2. Brachiosaurid sauropod
Pombal, Portugal 2022 — As he was getting ready to start renovations in his backyard, a man in Portugal discovered pieces of fossilized bone. He contacted scientists at the University of Lisbon, who began excavating. They found ribs 10 feet long and a spine belonging to a brachiosaurid.
The size of the fossils led researchers to conclude this dinosaur may have been 40 feet tall and 80 feet long. It is believed that this discovery was the largest dinosaur ever unearthed in Europe. What makes this finding even more impressive is the layout of the vertebrae and ribs. According to Dr. Elisabete Malafaia, a postdoctoral researcher at the University of Lisbon, "It is not usual to find all the ribs of an animal like this, let alone in this position, maintaining their original anatomical position."

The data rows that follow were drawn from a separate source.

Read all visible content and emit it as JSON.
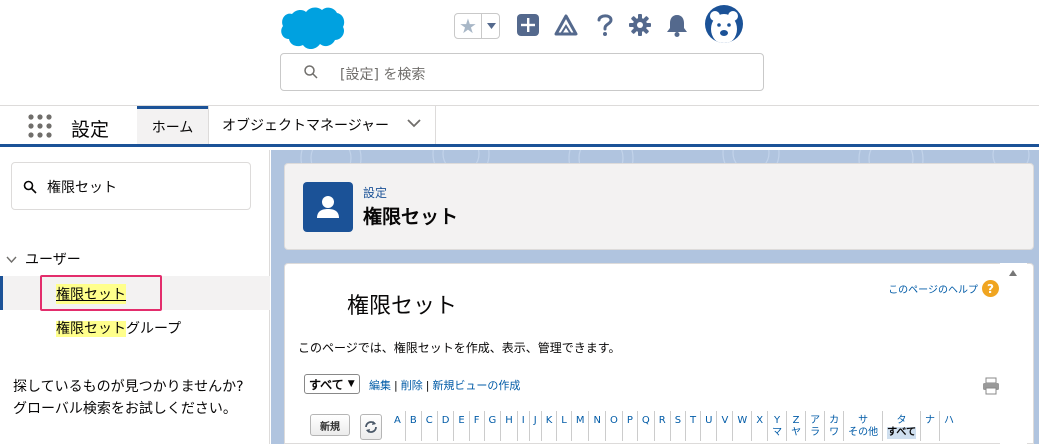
{
  "header": {
    "search_placeholder": "[設定] を検索",
    "icons": [
      "favorites-star-icon",
      "add-icon",
      "trailhead-icon",
      "help-icon",
      "settings-icon",
      "notifications-icon",
      "avatar"
    ]
  },
  "appnav": {
    "app_name": "設定",
    "tabs": [
      {
        "label": "ホーム",
        "active": true
      },
      {
        "label": "オブジェクトマネージャー",
        "active": false
      }
    ]
  },
  "sidebar": {
    "quickfind_value": "権限セット",
    "section": "ユーザー",
    "items": [
      {
        "label": "権限セット",
        "selected": true
      },
      {
        "label_hl": "権限セット",
        "label_rest": "グループ",
        "selected": false
      }
    ],
    "notfound_line1": "探しているものが見つかりませんか?",
    "notfound_line2": "グローバル検索をお試しください。"
  },
  "pageheader": {
    "breadcrumb": "設定",
    "title": "権限セット"
  },
  "content": {
    "title": "権限セット",
    "help_link": "このページのヘルプ",
    "description": "このページでは、権限セットを作成、表示、管理できます。",
    "view_select": "すべて",
    "links": [
      "編集",
      "削除",
      "新規ビューの作成"
    ],
    "new_button": "新規",
    "alphabet": [
      [
        "A",
        ""
      ],
      [
        "B",
        ""
      ],
      [
        "C",
        ""
      ],
      [
        "D",
        ""
      ],
      [
        "E",
        ""
      ],
      [
        "F",
        ""
      ],
      [
        "G",
        ""
      ],
      [
        "H",
        ""
      ],
      [
        "I",
        ""
      ],
      [
        "J",
        ""
      ],
      [
        "K",
        ""
      ],
      [
        "L",
        ""
      ],
      [
        "M",
        ""
      ],
      [
        "N",
        ""
      ],
      [
        "O",
        ""
      ],
      [
        "P",
        ""
      ],
      [
        "Q",
        ""
      ],
      [
        "R",
        ""
      ],
      [
        "S",
        ""
      ],
      [
        "T",
        ""
      ],
      [
        "U",
        ""
      ],
      [
        "V",
        ""
      ],
      [
        "W",
        ""
      ],
      [
        "X",
        ""
      ],
      [
        "Y",
        "マ"
      ],
      [
        "Z",
        "ヤ"
      ],
      [
        "ア",
        "ラ"
      ],
      [
        "カ",
        "ワ"
      ],
      [
        "サ",
        "その他"
      ],
      [
        "タ",
        "すべて"
      ],
      [
        "ナ",
        ""
      ],
      [
        "ハ",
        ""
      ]
    ],
    "alphabet_selected": "タ"
  },
  "colors": {
    "brand": "#1b5297",
    "highlight": "#ffff8c",
    "callout": "#e32d6c",
    "link": "#015ba7"
  }
}
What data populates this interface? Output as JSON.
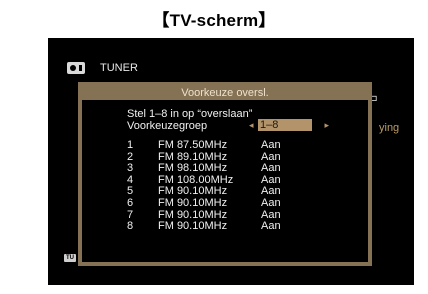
{
  "header": {
    "title": "【TV-scherm】"
  },
  "source": {
    "icon": "tuner-icon",
    "title": "TUNER"
  },
  "background": {
    "status_text": "ying",
    "side_icon": "⊐",
    "badge": "TU"
  },
  "dialog": {
    "title": "Voorkeuze oversl.",
    "instruction": "Stel 1–8 in op “overslaan”",
    "group_label": "Voorkeuzegroep",
    "group_value": "1–8",
    "arrow_left": "◂",
    "arrow_right": "▸",
    "presets": [
      {
        "num": "1",
        "freq": "FM 87.50MHz",
        "state": "Aan"
      },
      {
        "num": "2",
        "freq": "FM 89.10MHz",
        "state": "Aan"
      },
      {
        "num": "3",
        "freq": "FM 98.10MHz",
        "state": "Aan"
      },
      {
        "num": "4",
        "freq": "FM 108.00MHz",
        "state": "Aan"
      },
      {
        "num": "5",
        "freq": "FM 90.10MHz",
        "state": "Aan"
      },
      {
        "num": "6",
        "freq": "FM 90.10MHz",
        "state": "Aan"
      },
      {
        "num": "7",
        "freq": "FM 90.10MHz",
        "state": "Aan"
      },
      {
        "num": "8",
        "freq": "FM 90.10MHz",
        "state": "Aan"
      }
    ]
  },
  "colors": {
    "screen_bg": "#000000",
    "dialog_border": "#857153",
    "highlight": "#b3946a",
    "text": "#f1f1f1"
  }
}
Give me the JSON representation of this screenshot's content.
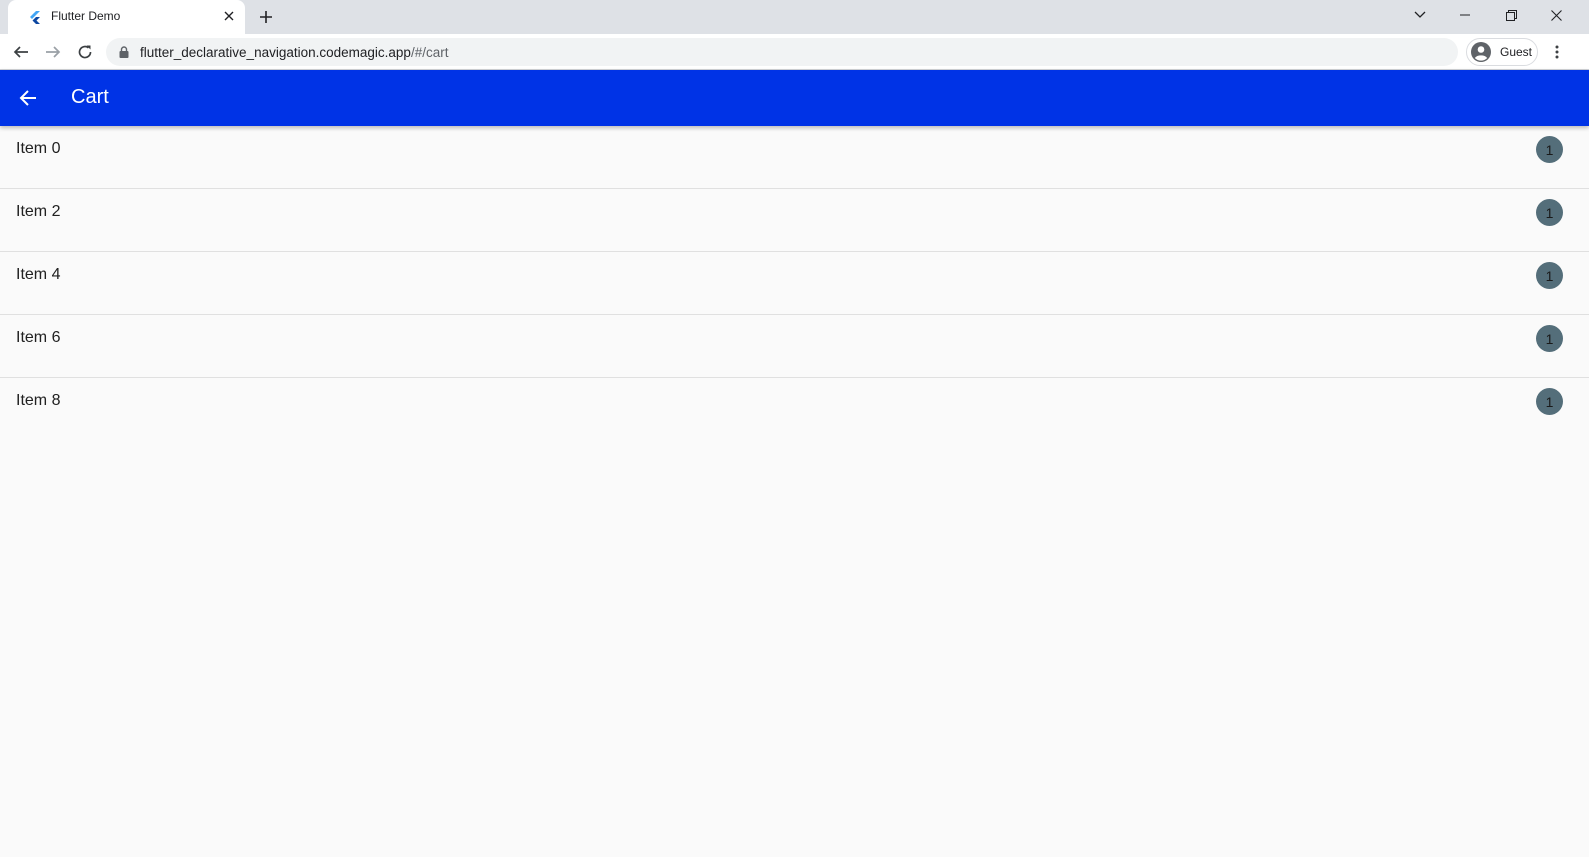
{
  "browser": {
    "tab_title": "Flutter Demo",
    "url_host": "flutter_declarative_navigation.codemagic.app",
    "url_path": "/#/cart",
    "profile_label": "Guest"
  },
  "app": {
    "title": "Cart",
    "accent_color": "#0033e6",
    "items": [
      {
        "label": "Item 0",
        "count": "1"
      },
      {
        "label": "Item 2",
        "count": "1"
      },
      {
        "label": "Item 4",
        "count": "1"
      },
      {
        "label": "Item 6",
        "count": "1"
      },
      {
        "label": "Item 8",
        "count": "1"
      }
    ]
  }
}
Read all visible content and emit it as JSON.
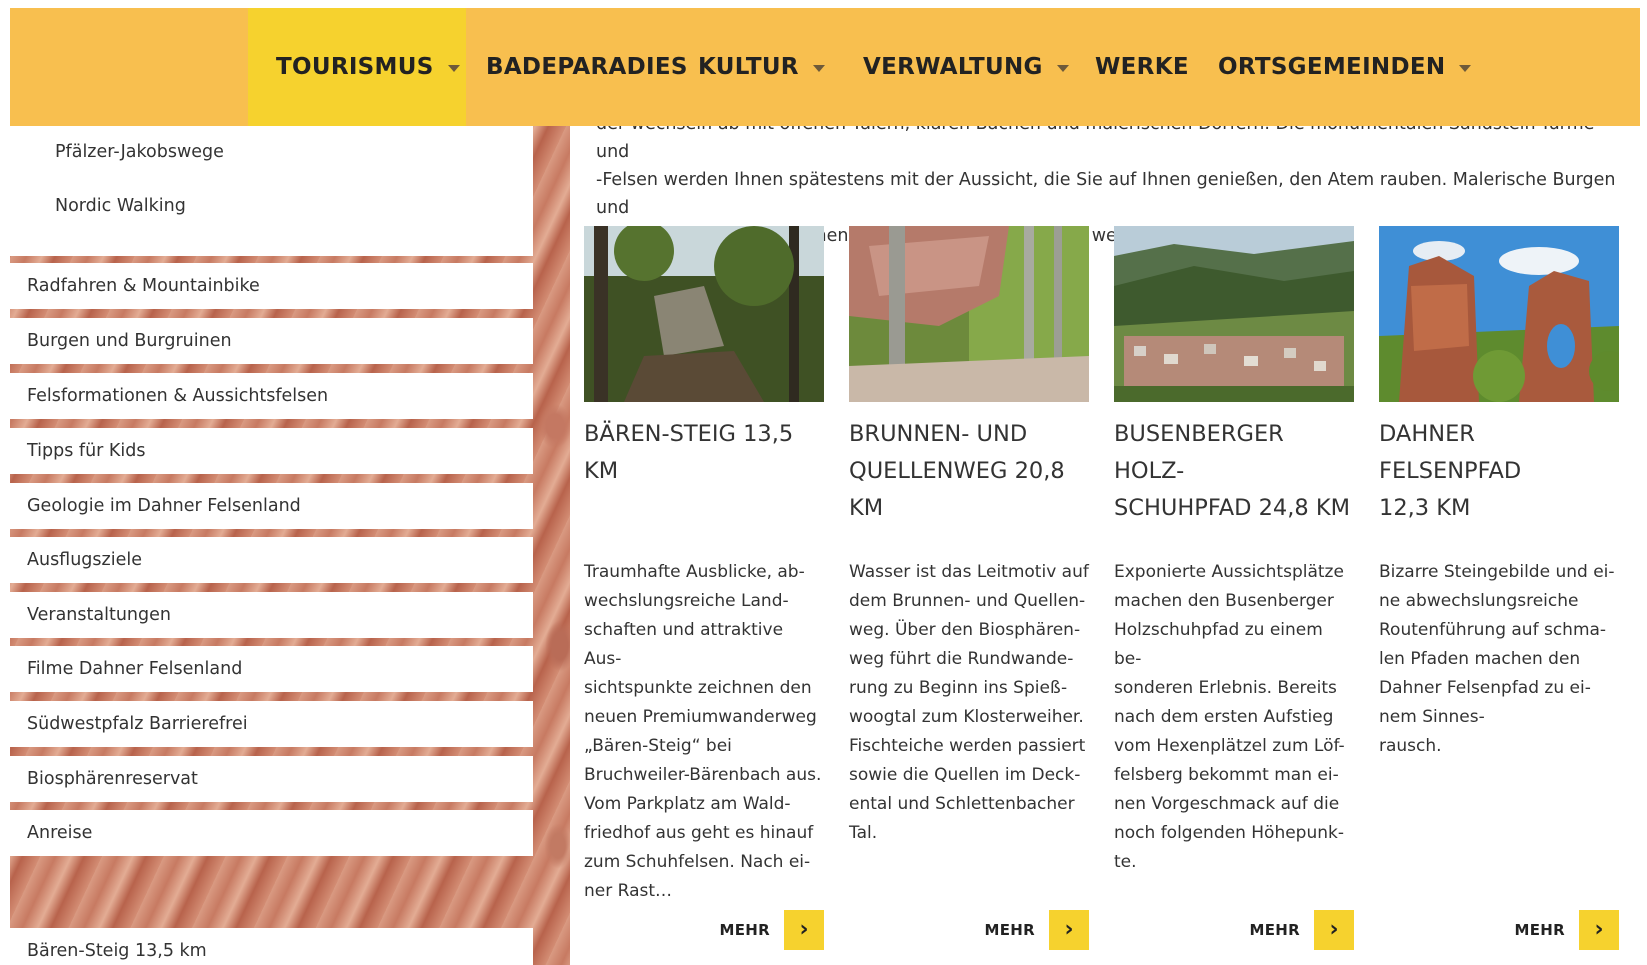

3. Australotitan cooperensis
Southwest Queensland, Australia — For 17 years, scientists (including paleontologists, geologists and fossil preparators) have worked on a project involving a unique type of titanosaurus. Named Australotitan cooperensis, in honor of its discovery location, it's considered the largest animal ever to walk the Outback.
Australotitan lived between 92 and 96 million years ago — when Queensland was still attached to Antarctica. As long as a basketball court, Australotitan was unique and much larger than other dinosaurs living in Australia during the Cretaceous Period. It is among the 15 biggest dinosaur specimens in the world. Over the last few decades, Queensland has emerged as a leading dinosaur fossil exploration and discovery location.
4. Maip macrothorax
Patagonia, Argentina (2019) — Since Patagonia was home to many dinosaur species, it's no surprise that there was another notable fossil discovery there. This one occurred in 2019 when scientists identified a new species of giant raptor, Maip macrothorax. This raptor would have stood about 30 feet tall and weighed five tons.
One of the last dinosaurs to exist, they lived in Argentina's forests 70 million years ago. It was a top predator, able to prey on smaller dinosaurs thanks to its long talons and sharp claws. Like other raptors in the Megaraptors group, M. macrothorax had long legs and semi-hollow bones that made them fast runners.
5. Triceratops horridus
South Dakota, USA 2014 — the Triceratops horridus, known as "Big John," was sold for almost $8 million at auction in 2021. Discovered by paleontologist Walter Stein, the fossil was named for the ranch owner where it was discovered. When found, Big John's skeleton was 60 percent complete, including a skull that was 75 percent complete.
The long process of excavation took almost two years. From there, it was on to Italy, where the fossil was restored. Beginning in 2023, the Pagidipati family (owners of Big John) lent the fossil to the Glazer Children's Museum in Tampa, Florida, for a three-year exhibition.
Read More: 5 Facts About Triceratops Horridus